Greece sighs with relief.
Act I, Scene ii
Germany (in a case of blatant typecasting) arrogantly refuses to support the bail-out package unless Greece agrees to implement an “austerity budget” in order to radically reduce their debt. The types of measures to be implemented include pay cuts and tax increases.
Greece knows it will be a tough sell, but impotently accept the conditions, knowing they have no other option.
Act I, Scene iii
Riots break out in Greece in protest against the austere measures, they are extremely violent, and some lives are lost.
Fortunately, as far as the economy is concerned, Greece is not a major character in this drama, in fact it represents less than 3% of GDP in Eurozone.
Act II, Scene i
Setting – Spain 2010.
Like fellow characters Greece, Spain has been hit hard by the recession and they are major protagonists in the economic drama.
Panic starts to build in trading rooms throughout the world, as footage of the Greek riots is shown, and a rumour spreads that Spain has been negotiating a $US364 billion bailout with the IMF.
The Spanish Prime Minister dismisses the rumour as “complete insanity”, and the IMF advise that no such negotiations have taken place.
Act II, Scene ii
Despite the strong denials, world sharemarkets nevertheless react to the riots and rumours. Obviously the reaction is not positive.
Act II, Scene iii
More rumours begin to circulate, and this time it’s Portugal in the firing line. Representing less than 2% of Eurozone’s GDP, Portugal are only rating a cameo appearance, but it’s enough to incite further madness from the crowds.
Act III, scene i
Setting – Australia
Enter Dr Ken Henry (stage left).
Back in Australia, the Henry Tax Review is released (see previous blog entry) and one of the proposals the government decides to adopt, is a 40% “super tax” on the profits of major resource companies.
Even though it’s only a proposal at this stage, Australian mining stocks take a dive as a number of overseas institutional investors dump their stock.
Act III, scene ii
As Europe prepares to set rumours aside for sleep, there is a buzz in the southern hemisphere as Australians wonder aloud whether the government will implement a similar “super tax” on our successful banking sector.
The generator fires up in the rumour mill, and like sands through the hourglass – well you know the rest.
It’s the opinion of this humble blogger, that these events, while disturbing, are unlikely to have a significant impact on the overall global economic recovery.
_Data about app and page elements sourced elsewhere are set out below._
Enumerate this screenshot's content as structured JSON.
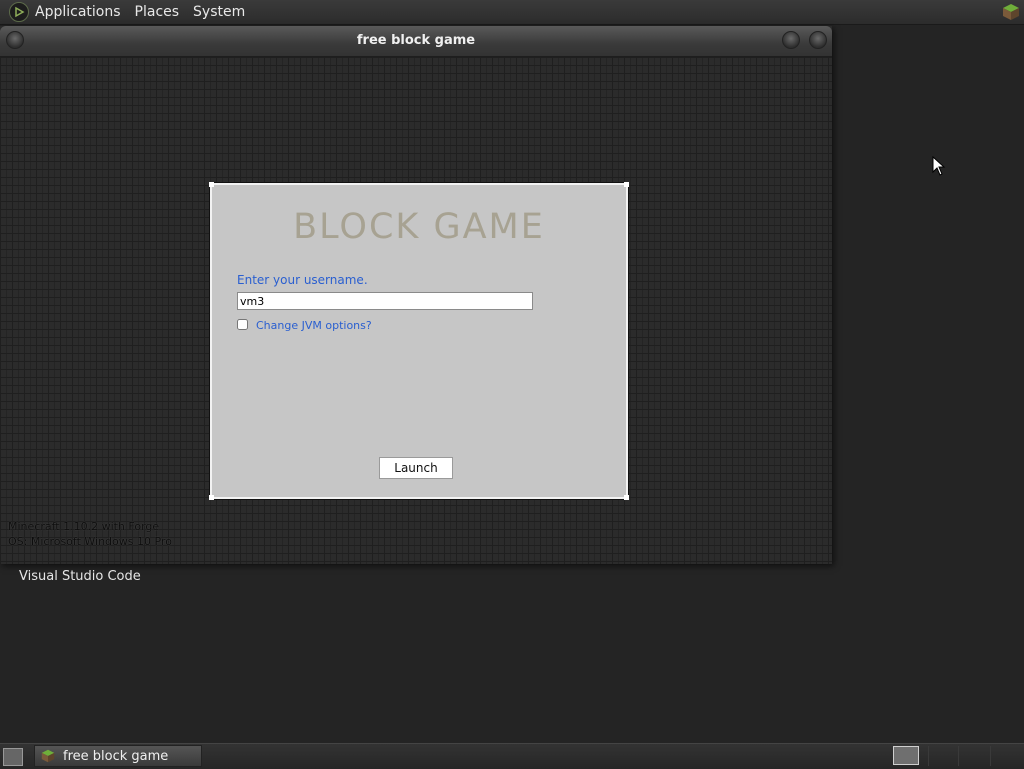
{
  "top_panel": {
    "menus": [
      "Applications",
      "Places",
      "System"
    ],
    "logo_icon": "distro-logo-icon",
    "tray_icon": "grass-block-icon"
  },
  "window": {
    "title": "free block game",
    "dialog": {
      "game_title": "BLOCK GAME",
      "username_label": "Enter your username.",
      "username_value": "vm3",
      "jvm_checkbox_label": "Change JVM options?",
      "jvm_checked": false,
      "launch_label": "Launch"
    },
    "info_lines": [
      "Minecraft 1.10.2 with Forge",
      "OS: Microsoft Windows 10 Pro"
    ]
  },
  "desktop": {
    "icon_label": "Visual Studio Code"
  },
  "taskbar": {
    "task_label": "free block game"
  },
  "colors": {
    "link_blue": "#2a5fd0",
    "dialog_bg": "#c6c6c6",
    "title_beige": "#a7a292"
  }
}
And so we close the proverbial curtains on this week’s dramas, knowing that whilst sharemarkets will no doubt be volatile over the coming weeks, we can still have faith in a happy ending.